■ **What you need to do**
Return each line of the data below verbatim; pictures are to be left out.

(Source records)
◇ ◇ ◇ ◇ ◇

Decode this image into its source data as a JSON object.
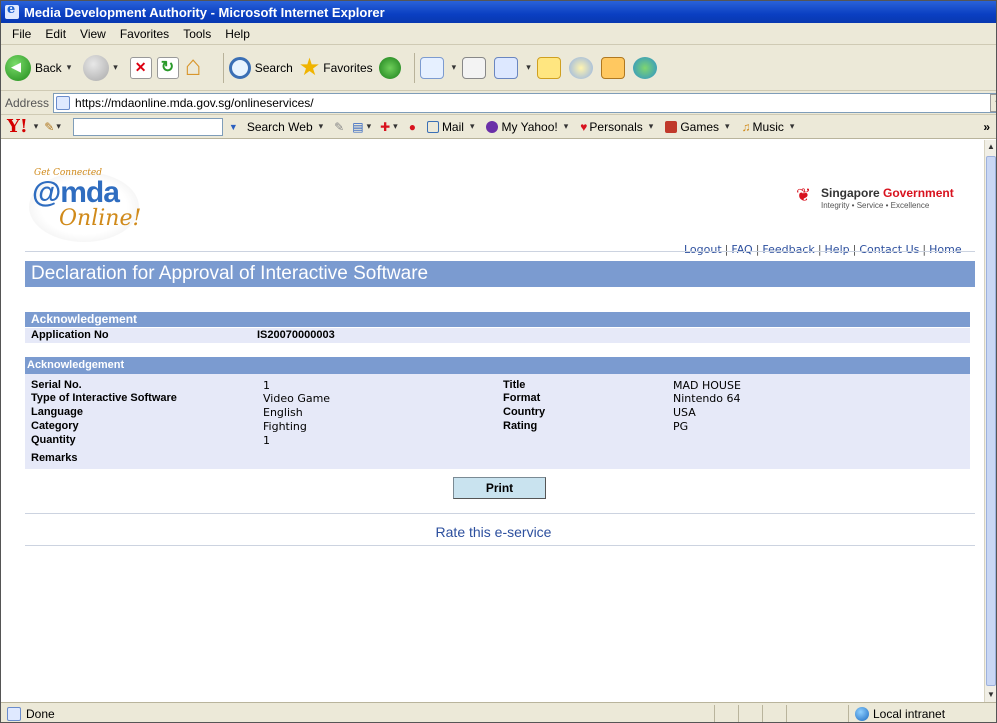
{
  "window": {
    "title": "Media Development Authority - Microsoft Internet Explorer"
  },
  "menu": [
    "File",
    "Edit",
    "View",
    "Favorites",
    "Tools",
    "Help"
  ],
  "toolbar": {
    "back_label": "Back",
    "search_label": "Search",
    "favorites_label": "Favorites"
  },
  "address": {
    "label": "Address",
    "url": "https://mdaonline.mda.gov.sg/onlineservices/"
  },
  "yahoo": {
    "logo": "Y!",
    "search_web": "Search Web",
    "mail": "Mail",
    "my_yahoo": "My Yahoo!",
    "personals": "Personals",
    "games": "Games",
    "music": "Music",
    "overflow": "»"
  },
  "logo": {
    "tagline": "Get Connected",
    "brand": "@mda",
    "online": "Online!"
  },
  "sg": {
    "name_prefix": "Singapore ",
    "name_highlight": "Government",
    "motto": "Integrity • Service • Excellence"
  },
  "links": [
    "Logout",
    "FAQ",
    "Feedback",
    "Help",
    "Contact Us",
    "Home"
  ],
  "page_title": "Declaration for Approval of Interactive Software",
  "ack1": {
    "heading": "Acknowledgement",
    "app_no_label": "Application No",
    "app_no_value": "IS20070000003"
  },
  "ack2": {
    "heading": "Acknowledgement",
    "left": [
      {
        "label": "Serial No.",
        "value": "1"
      },
      {
        "label": "Type of Interactive Software",
        "value": "Video Game"
      },
      {
        "label": "Language",
        "value": "English"
      },
      {
        "label": "Category",
        "value": "Fighting"
      },
      {
        "label": "Quantity",
        "value": "1"
      },
      {
        "label": "Remarks",
        "value": ""
      }
    ],
    "right": [
      {
        "label": "Title",
        "value": "MAD HOUSE"
      },
      {
        "label": "Format",
        "value": "Nintendo 64"
      },
      {
        "label": "Country",
        "value": "USA"
      },
      {
        "label": "Rating",
        "value": "PG"
      }
    ]
  },
  "print_label": "Print",
  "rate_label": "Rate this e-service",
  "status": {
    "text": "Done",
    "zone": "Local intranet"
  },
  "colors": {
    "title_bar": "#0a3fc2",
    "section_header": "#7b9bd0",
    "section_body": "#e6e9f8",
    "link": "#2c4f9e",
    "button": "#c9e3ef"
  }
}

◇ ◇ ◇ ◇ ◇

■ **Answer box**
Decode this image into its source data as a JSON object.
{
  "window": {
    "title": "Media Development Authority - Microsoft Internet Explorer"
  },
  "menu": [
    "File",
    "Edit",
    "View",
    "Favorites",
    "Tools",
    "Help"
  ],
  "toolbar": {
    "back_label": "Back",
    "search_label": "Search",
    "favorites_label": "Favorites"
  },
  "address": {
    "label": "Address",
    "url": "https://mdaonline.mda.gov.sg/onlineservices/"
  },
  "yahoo": {
    "logo": "Y!",
    "search_web": "Search Web",
    "mail": "Mail",
    "my_yahoo": "My Yahoo!",
    "personals": "Personals",
    "games": "Games",
    "music": "Music",
    "overflow": "»"
  },
  "logo": {
    "tagline": "Get Connected",
    "brand": "@mda",
    "online": "Online!"
  },
  "sg": {
    "name_prefix": "Singapore ",
    "name_highlight": "Government",
    "motto": "Integrity • Service • Excellence"
  },
  "links": [
    "Logout",
    "FAQ",
    "Feedback",
    "Help",
    "Contact Us",
    "Home"
  ],
  "page_title": "Declaration for Approval of Interactive Software",
  "ack1": {
    "heading": "Acknowledgement",
    "app_no_label": "Application No",
    "app_no_value": "IS20070000003"
  },
  "ack2": {
    "heading": "Acknowledgement",
    "left": [
      {
        "label": "Serial No.",
        "value": "1"
      },
      {
        "label": "Type of Interactive Software",
        "value": "Video Game"
      },
      {
        "label": "Language",
        "value": "English"
      },
      {
        "label": "Category",
        "value": "Fighting"
      },
      {
        "label": "Quantity",
        "value": "1"
      },
      {
        "label": "Remarks",
        "value": ""
      }
    ],
    "right": [
      {
        "label": "Title",
        "value": "MAD HOUSE"
      },
      {
        "label": "Format",
        "value": "Nintendo 64"
      },
      {
        "label": "Country",
        "value": "USA"
      },
      {
        "label": "Rating",
        "value": "PG"
      }
    ]
  },
  "print_label": "Print",
  "rate_label": "Rate this e-service",
  "status": {
    "text": "Done",
    "zone": "Local intranet"
  },
  "colors": {
    "title_bar": "#0a3fc2",
    "section_header": "#7b9bd0",
    "section_body": "#e6e9f8",
    "link": "#2c4f9e",
    "button": "#c9e3ef"
  }
}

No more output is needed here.